> **Entries from a dataset of interfaces**:
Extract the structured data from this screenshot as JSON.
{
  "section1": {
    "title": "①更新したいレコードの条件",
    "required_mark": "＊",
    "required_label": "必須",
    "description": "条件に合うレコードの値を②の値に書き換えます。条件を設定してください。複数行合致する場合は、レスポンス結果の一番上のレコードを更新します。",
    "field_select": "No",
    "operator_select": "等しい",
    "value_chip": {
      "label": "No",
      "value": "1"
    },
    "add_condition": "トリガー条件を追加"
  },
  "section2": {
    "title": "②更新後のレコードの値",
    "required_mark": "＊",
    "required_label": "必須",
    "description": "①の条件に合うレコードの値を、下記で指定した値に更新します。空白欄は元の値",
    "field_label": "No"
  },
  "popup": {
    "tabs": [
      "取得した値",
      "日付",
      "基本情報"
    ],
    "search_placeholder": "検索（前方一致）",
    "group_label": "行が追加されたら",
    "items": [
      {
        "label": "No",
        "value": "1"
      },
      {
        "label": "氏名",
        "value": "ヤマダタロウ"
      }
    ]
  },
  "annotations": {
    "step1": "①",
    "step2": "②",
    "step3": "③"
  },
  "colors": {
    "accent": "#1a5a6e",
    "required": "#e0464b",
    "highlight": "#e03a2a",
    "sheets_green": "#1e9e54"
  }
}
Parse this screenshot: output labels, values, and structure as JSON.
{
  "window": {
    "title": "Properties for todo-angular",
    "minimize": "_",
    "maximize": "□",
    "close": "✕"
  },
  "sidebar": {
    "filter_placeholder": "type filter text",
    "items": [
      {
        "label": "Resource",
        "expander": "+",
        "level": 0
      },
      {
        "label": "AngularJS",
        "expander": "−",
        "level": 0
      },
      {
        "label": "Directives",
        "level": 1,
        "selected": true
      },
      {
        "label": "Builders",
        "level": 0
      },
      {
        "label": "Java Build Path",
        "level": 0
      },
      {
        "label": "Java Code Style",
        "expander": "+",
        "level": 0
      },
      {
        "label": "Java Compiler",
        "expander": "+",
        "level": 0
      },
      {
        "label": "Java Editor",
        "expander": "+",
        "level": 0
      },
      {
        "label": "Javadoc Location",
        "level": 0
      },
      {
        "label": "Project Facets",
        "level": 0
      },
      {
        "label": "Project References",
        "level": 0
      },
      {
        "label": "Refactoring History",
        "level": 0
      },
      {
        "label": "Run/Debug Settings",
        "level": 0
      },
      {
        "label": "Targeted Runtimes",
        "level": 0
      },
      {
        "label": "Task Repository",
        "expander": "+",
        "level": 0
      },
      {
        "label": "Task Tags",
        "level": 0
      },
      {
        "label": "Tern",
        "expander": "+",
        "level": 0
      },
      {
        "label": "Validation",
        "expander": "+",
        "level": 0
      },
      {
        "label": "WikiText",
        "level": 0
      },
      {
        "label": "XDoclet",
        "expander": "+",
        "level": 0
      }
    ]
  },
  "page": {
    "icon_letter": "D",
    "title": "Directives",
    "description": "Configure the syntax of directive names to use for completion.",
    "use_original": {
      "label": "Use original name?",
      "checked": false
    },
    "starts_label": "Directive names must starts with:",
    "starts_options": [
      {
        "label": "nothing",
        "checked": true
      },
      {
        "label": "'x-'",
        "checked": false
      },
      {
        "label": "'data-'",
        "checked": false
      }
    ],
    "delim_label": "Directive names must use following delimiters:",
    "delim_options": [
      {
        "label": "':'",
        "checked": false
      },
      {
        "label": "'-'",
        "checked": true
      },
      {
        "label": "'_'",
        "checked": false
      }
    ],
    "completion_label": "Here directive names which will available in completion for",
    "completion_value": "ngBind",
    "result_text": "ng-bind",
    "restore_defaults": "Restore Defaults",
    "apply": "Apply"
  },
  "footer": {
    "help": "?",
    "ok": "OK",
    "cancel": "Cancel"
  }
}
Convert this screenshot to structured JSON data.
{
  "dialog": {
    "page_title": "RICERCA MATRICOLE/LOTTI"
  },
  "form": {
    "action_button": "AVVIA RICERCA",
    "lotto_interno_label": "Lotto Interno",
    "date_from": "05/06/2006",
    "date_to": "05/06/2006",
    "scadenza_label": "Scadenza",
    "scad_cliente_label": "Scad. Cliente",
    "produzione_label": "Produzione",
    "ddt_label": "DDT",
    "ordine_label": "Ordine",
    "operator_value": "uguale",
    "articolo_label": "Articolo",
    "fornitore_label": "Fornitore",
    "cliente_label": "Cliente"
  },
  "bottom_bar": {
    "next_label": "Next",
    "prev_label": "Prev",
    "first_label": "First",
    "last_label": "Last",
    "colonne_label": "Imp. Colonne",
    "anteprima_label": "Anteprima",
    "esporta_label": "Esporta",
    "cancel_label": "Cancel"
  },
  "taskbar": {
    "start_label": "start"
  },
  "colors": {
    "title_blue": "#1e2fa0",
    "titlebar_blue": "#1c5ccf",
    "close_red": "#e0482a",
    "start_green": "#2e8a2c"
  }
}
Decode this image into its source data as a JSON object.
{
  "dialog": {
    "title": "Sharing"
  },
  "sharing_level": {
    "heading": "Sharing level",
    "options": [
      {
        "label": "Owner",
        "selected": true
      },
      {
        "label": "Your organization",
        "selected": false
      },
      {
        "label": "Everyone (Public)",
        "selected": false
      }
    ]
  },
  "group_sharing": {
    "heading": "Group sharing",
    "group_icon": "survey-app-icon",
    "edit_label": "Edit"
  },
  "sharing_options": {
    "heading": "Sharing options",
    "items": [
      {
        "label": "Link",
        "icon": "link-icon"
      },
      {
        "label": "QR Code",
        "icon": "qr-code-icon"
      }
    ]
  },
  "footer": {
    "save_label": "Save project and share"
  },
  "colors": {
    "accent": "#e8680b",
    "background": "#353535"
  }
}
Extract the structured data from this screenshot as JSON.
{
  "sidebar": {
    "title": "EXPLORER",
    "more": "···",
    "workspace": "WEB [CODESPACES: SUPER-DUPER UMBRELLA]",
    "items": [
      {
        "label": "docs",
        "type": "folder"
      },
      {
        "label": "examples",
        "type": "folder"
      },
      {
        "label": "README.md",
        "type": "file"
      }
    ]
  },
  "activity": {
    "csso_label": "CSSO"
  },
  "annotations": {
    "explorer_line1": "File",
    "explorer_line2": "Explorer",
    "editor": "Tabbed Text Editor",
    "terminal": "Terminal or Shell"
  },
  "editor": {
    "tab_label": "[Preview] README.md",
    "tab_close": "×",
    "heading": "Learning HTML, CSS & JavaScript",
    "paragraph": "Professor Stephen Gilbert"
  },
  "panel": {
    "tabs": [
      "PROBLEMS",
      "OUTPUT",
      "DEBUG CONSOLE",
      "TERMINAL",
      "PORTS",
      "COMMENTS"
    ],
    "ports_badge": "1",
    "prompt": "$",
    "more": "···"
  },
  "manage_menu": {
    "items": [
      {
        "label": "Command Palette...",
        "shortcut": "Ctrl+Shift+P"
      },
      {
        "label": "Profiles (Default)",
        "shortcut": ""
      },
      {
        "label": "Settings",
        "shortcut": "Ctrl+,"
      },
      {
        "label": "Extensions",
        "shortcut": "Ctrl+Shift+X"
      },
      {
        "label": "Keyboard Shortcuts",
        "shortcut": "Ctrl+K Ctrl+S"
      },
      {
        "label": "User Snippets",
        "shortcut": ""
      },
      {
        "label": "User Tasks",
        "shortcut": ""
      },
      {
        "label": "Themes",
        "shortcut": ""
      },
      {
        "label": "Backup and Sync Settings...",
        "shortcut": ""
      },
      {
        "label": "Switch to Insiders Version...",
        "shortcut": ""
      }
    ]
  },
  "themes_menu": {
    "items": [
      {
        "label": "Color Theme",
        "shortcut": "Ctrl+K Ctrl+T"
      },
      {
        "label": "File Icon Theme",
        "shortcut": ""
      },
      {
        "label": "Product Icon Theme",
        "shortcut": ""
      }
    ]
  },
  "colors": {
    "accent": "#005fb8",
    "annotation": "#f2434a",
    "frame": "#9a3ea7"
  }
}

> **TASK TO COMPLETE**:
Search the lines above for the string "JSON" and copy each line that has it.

> **RESULT BELOW**:
Extract the structured data from this screenshot as JSON.
Parse this screenshot: output labels, values, and structure as JSON.
Convert this screenshot to structured JSON data.
Decode this image into its source data as a JSON object.
Extract the structured data from this screenshot as JSON.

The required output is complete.